Now on a mission to complete the remaining little streets, what should slowly drive by, but the blue and white van. There was a veritable traffic jam as I tried to cross the street, while the van slowly made a right and sporty car quickly came up behind it. At this point I had just about had enough. Why was this guy driving so slowly? At any rate, I figured I could do this section later and zipped onto the other side of the street. I came up Victor Way as it squeezed past two houses en route to Rapidan Way, but two cars up on blocks for repairs impeded my progress to Renfrew Street, so I adjusted my route and crossed over to Lowell. Coming down Lowell, what should I see but the blue and white van slowly coming down the street! Ugh, three times a charm, so I bolted over to Lincoln Avenue, where I caught a picture of the faded glory of the Elks Club.

Lincoln crosses high above Washington Boulevard, but below a set of train tracks. I was surprised to still see icicles below the rusty trestle. The far side of Washington Boulevard is fairly spread out with long alleys and steeply rising hills. It seems I always find cemeteries on hilltops, and this was no exception.
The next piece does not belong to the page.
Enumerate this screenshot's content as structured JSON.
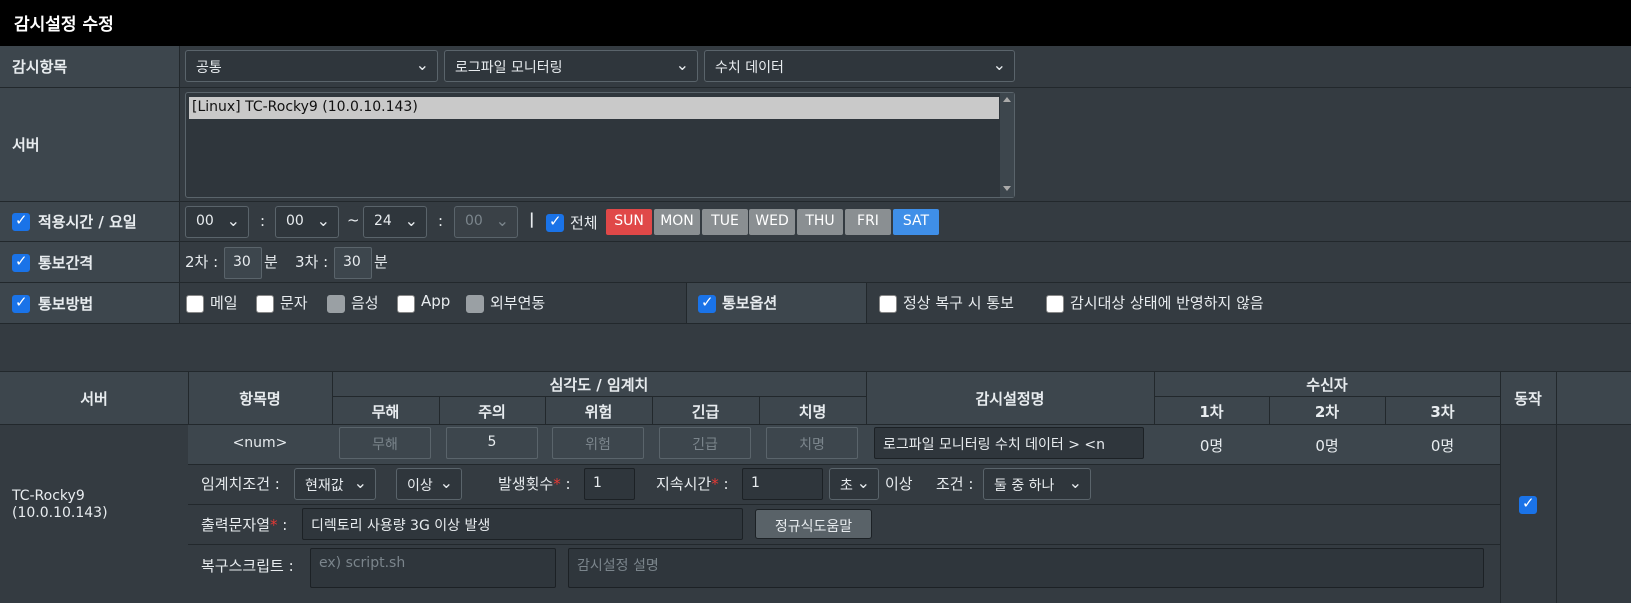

There’s also a juvenile detention center, a defunct veteran’s complex and Job Corp, which seems to be a campus tech school of some sort. Their website is pretty flowery, but the grounds were thoroughly fenced in.

At this point, I made my way back to Highland Park via Negley Run Road. Under the Meadow Street Bridge, soaring high above, defunct steps stood out against the brown winter leaves.